    Mayo Clinic’s inclusive onboarding sets new standard in lab accommodations

Conor Peck and Brigette Baig

After Conor Peck cleared the initial interview panel for a clinical laboratory technologist role in the Department of Laboratory Medicine and Pathology at Mayo Clinic in Rochester, Minnesota, it didn't take long for him to catch Brigette Baig's attention.

"He has a biochemistry degree, and we like chemistry people in our lab," says Baig, supervisor of the Metals Laboratory. "I called him to just give him an informal tour of the lab using FaceTime."

She was impressed by his response to the experience.

"When you do an informal walkthrough and lab tour through FaceTime, it can be very awkward and overwhelming for the other person," Baig says. "But Conor just seemed to take it in easily and naturally, and he had great follow-up questions."

Toward the end of the tour, Peck disclosed something to Baig: He is a self-described "seasoned paraplegic" and uses a wheelchair.

"He didn't have to disclose any of that," says Baig.

The disclosure did nothing to dim Baig's enthusiasm for Peck's candidacy, and she ultimately offered him a position, which he accepted.

But before he could begin, he'd need to go through a unique onboarding process.

All onboard

The onboarding process began with a Post Offer Placement Assessment, where Peck shared the workplace accommodations he would need.

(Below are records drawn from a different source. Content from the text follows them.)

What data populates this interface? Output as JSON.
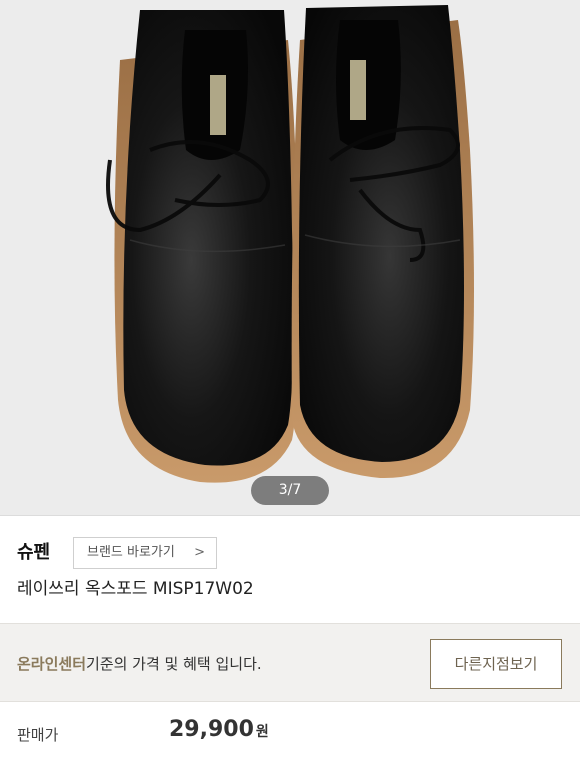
{
  "gallery": {
    "pager": "3/7",
    "colors": {
      "background": "#ececec",
      "shoe": "#111111",
      "sole": "#b88a5c"
    }
  },
  "product": {
    "brand": "슈펜",
    "brand_link_label": "브랜드 바로가기",
    "brand_link_icon": "chevron-right-icon",
    "name": "레이쓰리 옥스포드 MISP17W02"
  },
  "notice": {
    "accent_text": "온라인센터",
    "text": "기준의 가격 및 혜택 입니다.",
    "accent_color": "#8a7a5c",
    "button_label": "다른지점보기"
  },
  "price": {
    "label": "판매가",
    "value": "29,900",
    "unit": "원"
  }
}
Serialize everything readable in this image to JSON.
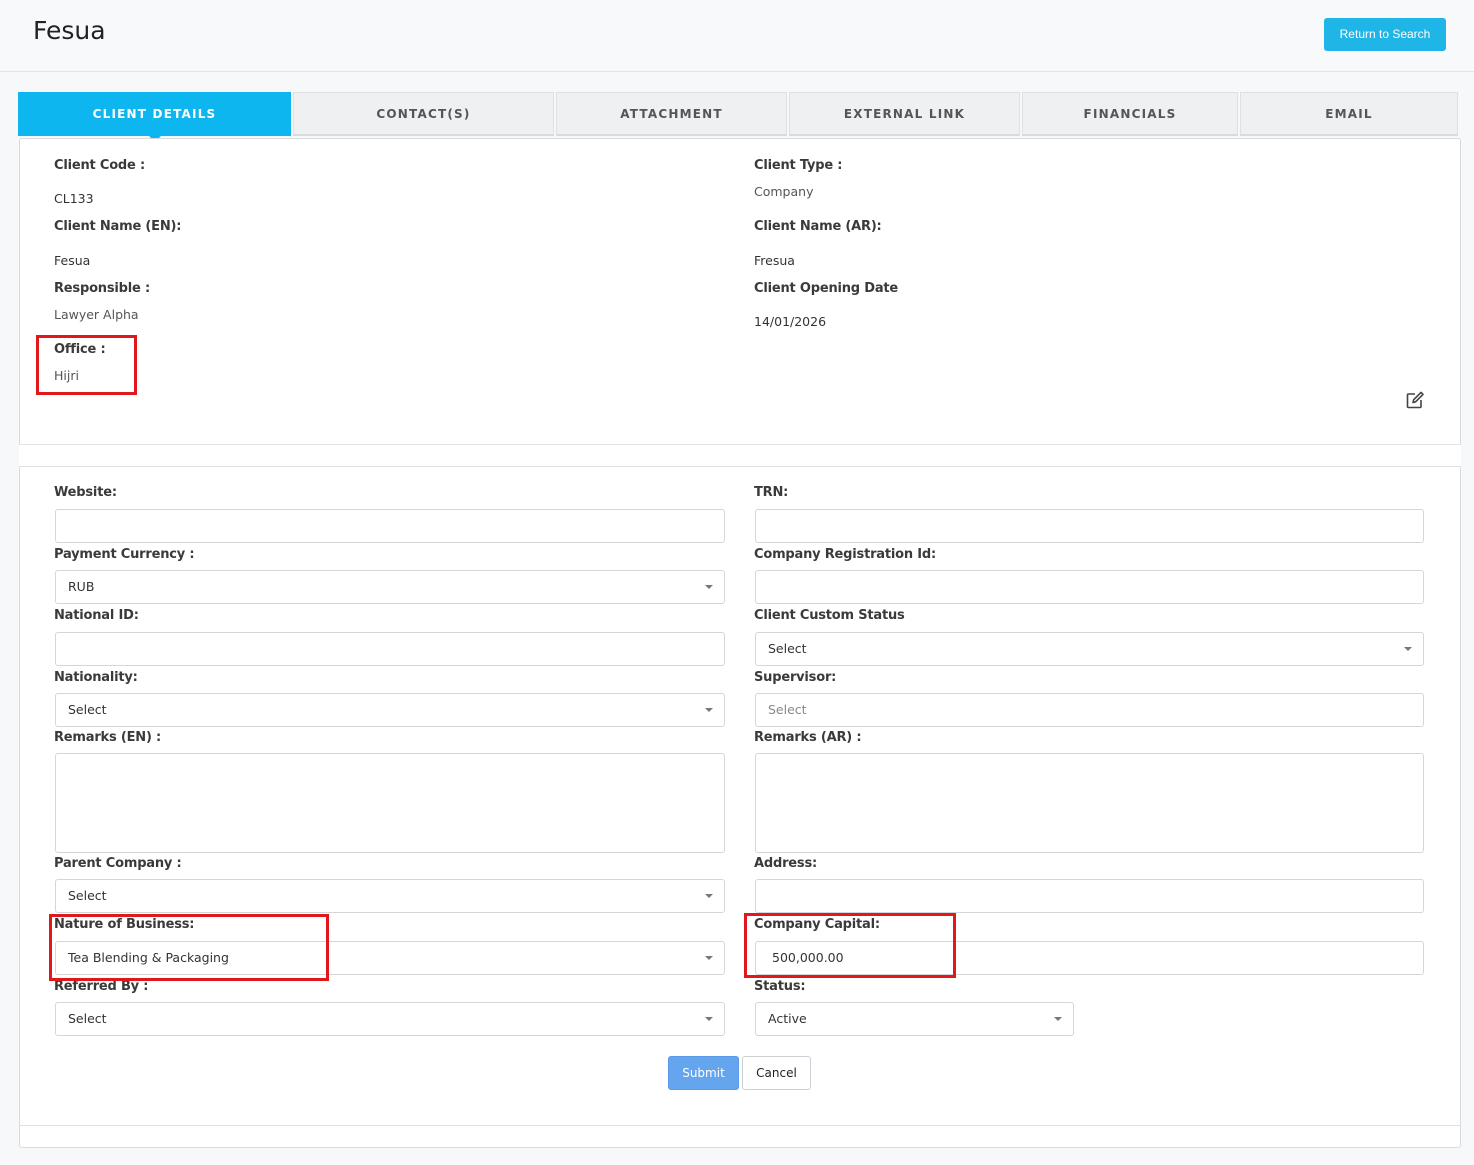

He then began meeting with Mayo staff, including an ergonomist and a senior disability compliance adviser, to ensure the accommodations would be met.  

Those accommodations included figuring out how to incorporate a wheelchair into the Metals Lab, which is an ISO class 7 clean room. That means there are stringent requirements for keeping particles and contamination to acceptable levels in the room to ensure accurate testing. To meet that requirement, Peck would need a dedicated wheelchair that could be sanitized and left on-site for lab use only.

"Our vision from the wheelchair perspective was to just treat it like another piece of equipment," Baig says. "We already have chairs in the laboratory that we wipe down and clean."

Peck owned a second wheelchair that he was willing to keep at the lab.

"I had a spare one, and I did some real surface-level research to see if converting it would work," Peck says. Additional research and conversations with staff in the Metals Lab revealed that it would. "We got some new wheels, a cushion and a back that are more resistant to chemicals and contamination."

Conor Peck in the lab attire

Next, Peck needed to find a way to gown up. While his colleagues wear hazmat suits — coveralls with a hood that Baig likens to a onesie — that option wouldn't work for Peck. Baig ordered different gown options for him to try, and he chose what worked best for him: separate jacket, pants, shoe covers and head covering.

Finally, the lab itself had to be wheelchair accessible. Before Peck arrived, Baig arranged a full assessment of the workspace so she could start putting in any necessary construction requests.

"We did a walkthrough and measured all of our aisles to make sure that they were accessible for him," Baig says. "We put a checklist together that examined every area and made us ask questions like, 'Is this an issue?' 'Is that an issue?'"

Peck is grateful for the efforts of Baig and others he met during his onboarding.

New possibilities

Peck is the first and, so far, only wheelchair user on staff in the Department of Laboratory Medicine and Pathology in Rochester. But he hopes that may change — that he and the Metals Lab have helped pave the way for others with similar visible disabilities to follow in his tracks.

"What they did for me was just really something that I hadn't experienced before in other positions and other labs," he says. "How people, without knowing me, cared enough about the situation to make those accommodations for me."